Dr Oliver Rivero-Arias
Associate Professor of Health Economics
- Senior Health Economist at NPEU
Oliver joined the National Perinatal Epidemiology Unit (NPEU) as the Senior Health Economist in November 2013 working previously at the Health Economics Research Centre (HERC) during the period 2002-2013. He currently leads a team of health economists involved in a programme of work conducting economic evaluations and stated-preference studies in maternal and child health. He has extensive experience using experimental and observational data, and evidence synthesis decision analytic models to inform cost-effectiveness evaluations. His programme of work also includes studies estimating the long-term healthcare costs of prematurity and the long-term health care costs of women and their babies after successful fertility treatment. Oliver is interested in the valuation of health for decision-making and he has undertaken a series of studies to understand how to value children's health for resource allocation. He is actively involved in teaching and postgraduate supervision and sits in panels for the UK National Screening Programme and the National Institute for Health Research Fellowships. He is a co-editor-in-chief of the academic journal Health and Quality of Life Outcomes.
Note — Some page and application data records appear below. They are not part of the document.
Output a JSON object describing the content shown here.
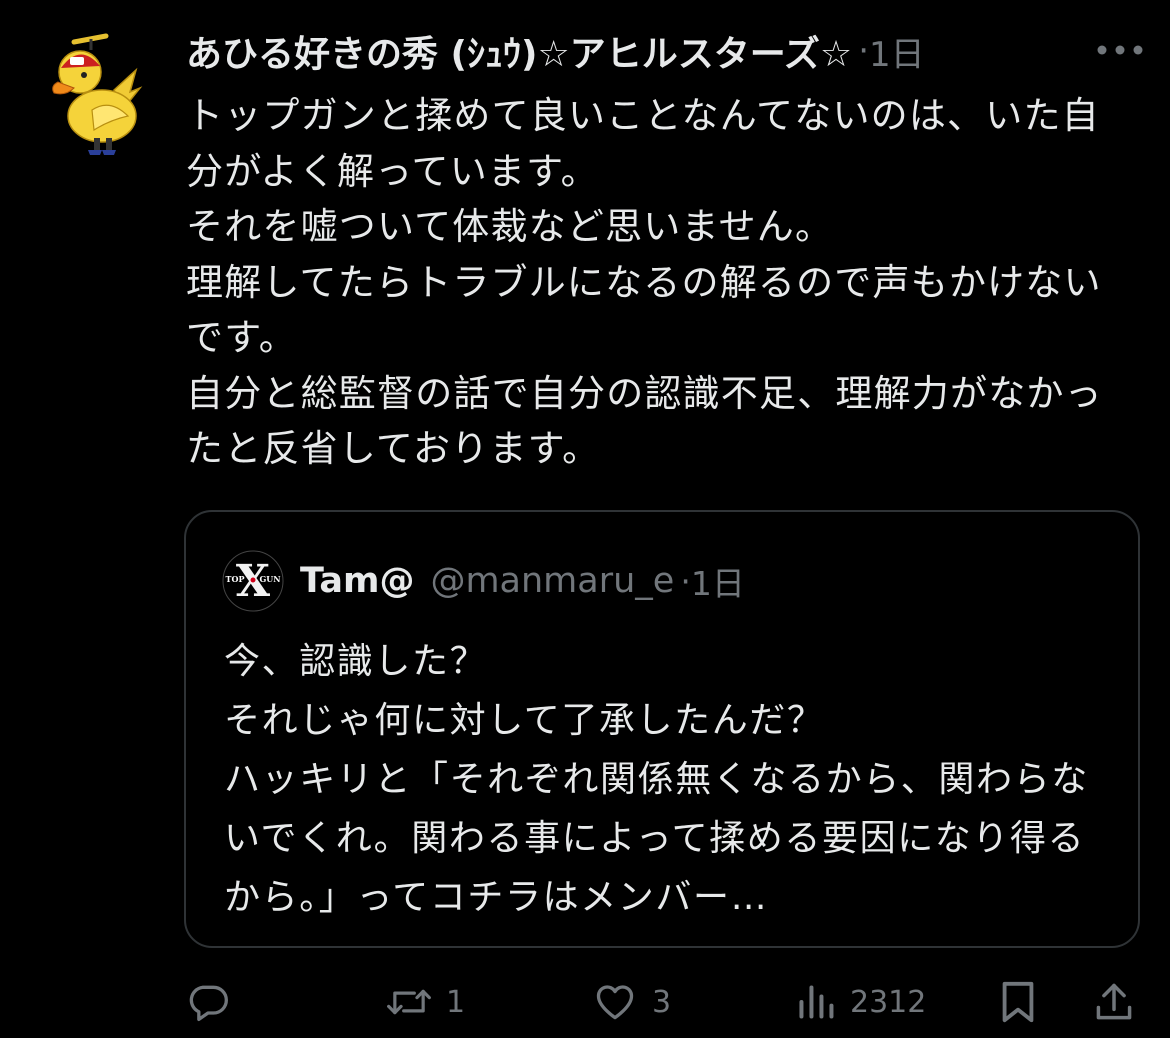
{
  "tweet": {
    "display_name": "あひる好きの秀 (ｼｭｳ)☆アヒルスターズ☆",
    "separator": "·",
    "time": "1日",
    "text": "トップガンと揉めて良いことなんてないのは、いた自分がよく解っています。\nそれを嘘ついて体裁など思いません。\n理解してたらトラブルになるの解るので声もかけないです。\n自分と総監督の話で自分の認識不足、理解力がなかったと反省しております。"
  },
  "quote": {
    "display_name": "Tam@",
    "handle": "@manmaru_e",
    "separator": "·",
    "time": "1日",
    "avatar_text": [
      "TOP",
      "GUN",
      "X"
    ],
    "text": "今、認識した？\nそれじゃ何に対して了承したんだ？\nハッキリと「それぞれ関係無くなるから、関わらないでくれ。関わる事によって揉める要因になり得るから。」ってコチラはメンバー…"
  },
  "actions": {
    "reply_count": "",
    "retweet_count": "1",
    "like_count": "3",
    "views_count": "2312"
  },
  "icons": {
    "more": "more-icon",
    "reply": "reply-icon",
    "retweet": "retweet-icon",
    "like": "heart-icon",
    "views": "views-icon",
    "bookmark": "bookmark-icon",
    "share": "share-icon"
  },
  "colors": {
    "background": "#000000",
    "text": "#e7e9ea",
    "secondary": "#71767b",
    "border": "#2f3336",
    "avatar_yellow": "#f5d33a",
    "topgun_red": "#d0021b"
  }
}
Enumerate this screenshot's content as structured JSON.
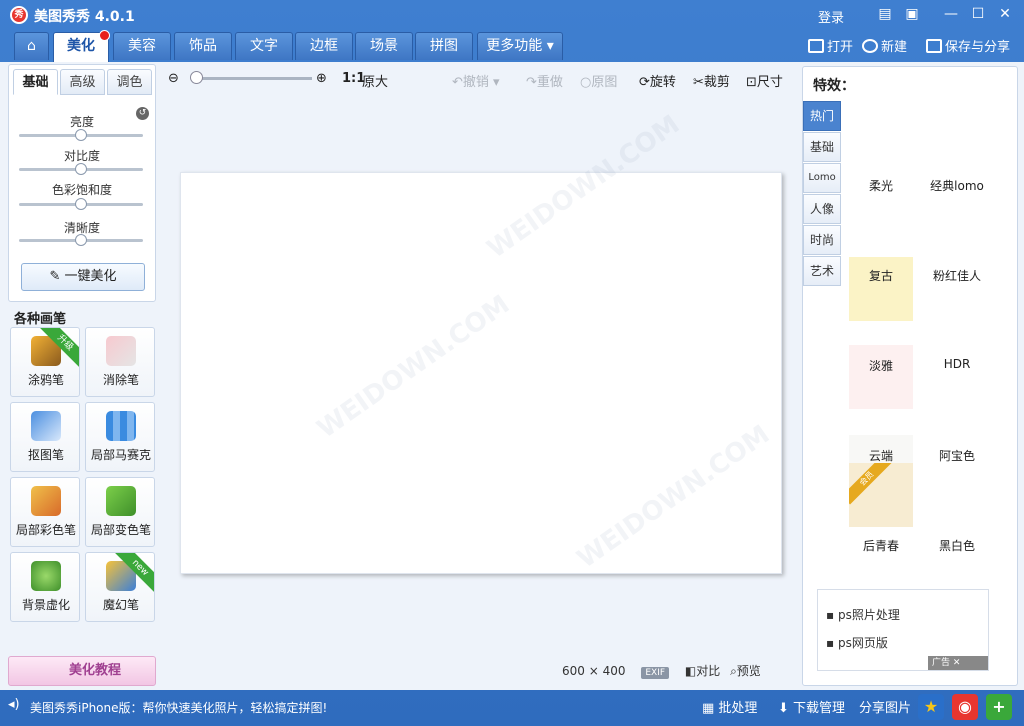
{
  "app": {
    "title": "美图秀秀 4.0.1",
    "logo_text": "秀",
    "login": "登录"
  },
  "window_controls": {
    "feedback": "feedback-icon",
    "skin": "skin-icon",
    "minimize": "—",
    "maximize": "☐",
    "close": "✕"
  },
  "nav": {
    "tabs": [
      "美化",
      "美容",
      "饰品",
      "文字",
      "边框",
      "场景",
      "拼图",
      "更多功能"
    ],
    "active": "美化"
  },
  "top_actions": {
    "open": "打开",
    "new": "新建",
    "save": "保存与分享"
  },
  "left": {
    "tabs": [
      "基础",
      "高级",
      "调色"
    ],
    "sliders": [
      {
        "label": "亮度",
        "value": 0.5
      },
      {
        "label": "对比度",
        "value": 0.5
      },
      {
        "label": "色彩饱和度",
        "value": 0.5
      },
      {
        "label": "清晰度",
        "value": 0.5
      }
    ],
    "one_key": "一键美化",
    "brush_title": "各种画笔",
    "brushes": [
      {
        "label": "涂鸦笔",
        "ribbon": "升级"
      },
      {
        "label": "消除笔",
        "ribbon": ""
      },
      {
        "label": "抠图笔",
        "ribbon": ""
      },
      {
        "label": "局部马赛克",
        "ribbon": ""
      },
      {
        "label": "局部彩色笔",
        "ribbon": ""
      },
      {
        "label": "局部变色笔",
        "ribbon": ""
      },
      {
        "label": "背景虚化",
        "ribbon": ""
      },
      {
        "label": "魔幻笔",
        "ribbon": "new"
      }
    ],
    "tutorial": "美化教程"
  },
  "toolbar": {
    "ratio": "1:1",
    "original_size": "原大",
    "undo": "撤销",
    "redo": "重做",
    "original": "原图",
    "rotate": "旋转",
    "crop": "裁剪",
    "size": "尺寸"
  },
  "canvas": {
    "width": "600",
    "height": "400",
    "times": "×",
    "exif": "EXIF",
    "compare": "对比",
    "preview": "预览"
  },
  "right": {
    "title": "特效：",
    "categories": [
      "热门",
      "基础",
      "Lomo",
      "人像",
      "时尚",
      "艺术"
    ],
    "effects": [
      "柔光",
      "经典lomo",
      "复古",
      "粉红佳人",
      "淡雅",
      "HDR",
      "云端",
      "阿宝色",
      "后青春",
      "黑白色"
    ],
    "badge": "会员",
    "ad_items": [
      "ps照片处理",
      "ps网页版"
    ],
    "ad_label": "广告"
  },
  "status": {
    "message": "美图秀秀iPhone版：帮你快速美化照片，轻松搞定拼图!",
    "batch": "批处理",
    "download": "下载管理",
    "share": "分享图片"
  },
  "colors": {
    "accent": "#2f6cbe",
    "red": "#e8201a",
    "green": "#3aa83a"
  }
}
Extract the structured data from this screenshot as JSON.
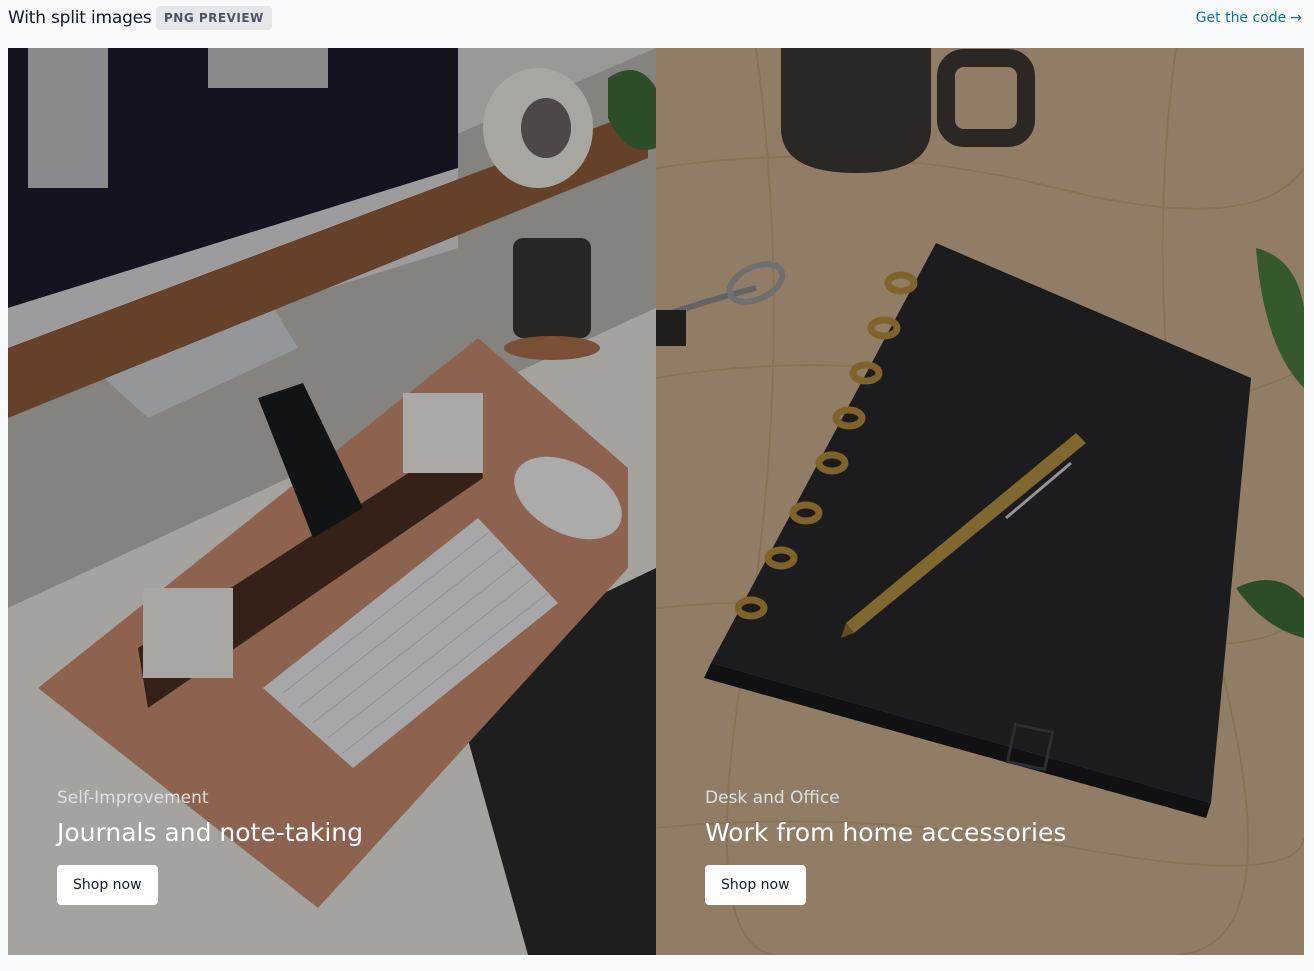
{
  "header": {
    "title": "With split images",
    "badge": "PNG PREVIEW",
    "code_link": "Get the code",
    "code_link_icon": "arrow-right-icon"
  },
  "panels": [
    {
      "eyebrow": "Self-Improvement",
      "headline": "Journals and note-taking",
      "button": "Shop now",
      "image": "desk setup with monitor, keyboard, mouse and organizer"
    },
    {
      "eyebrow": "Desk and Office",
      "headline": "Work from home accessories",
      "button": "Shop now",
      "image": "black notebook with brass pen on wooden desk"
    }
  ],
  "colors": {
    "link": "#0e7490",
    "badge_bg": "#e5e7eb",
    "button_bg": "#ffffff"
  }
}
Methods for evaluating the benefits and harms of antenatal and newborn screening programmes adopted by health economic assessments: protocol for a systematic review
PNG MAY. et al, (2021), BMJ Open
The way forward to a renewed and improved Health and Quality of Life Outcomes.
Oremus M. and Rivero-Arias O., (2021), Health Qual Life Outcomes, 19
Valuing EQ-5D-Y-3L health states using a discrete choice experiment: do adult and adolescent preferences differ?
RIVERO ARIAS O., (2021), Medical Decision Making
Gestational age at birth and child special educational needs: a UK representative birth cohort study
ALTERMAN N. et al, (2020), Archives of Disease in Childhood
Gestational age and hospital admissions during childhood, the TIGAR study: a population-based, record linkage study in England
COATHUP V. et al, (2020), BMJ: British Medical Journal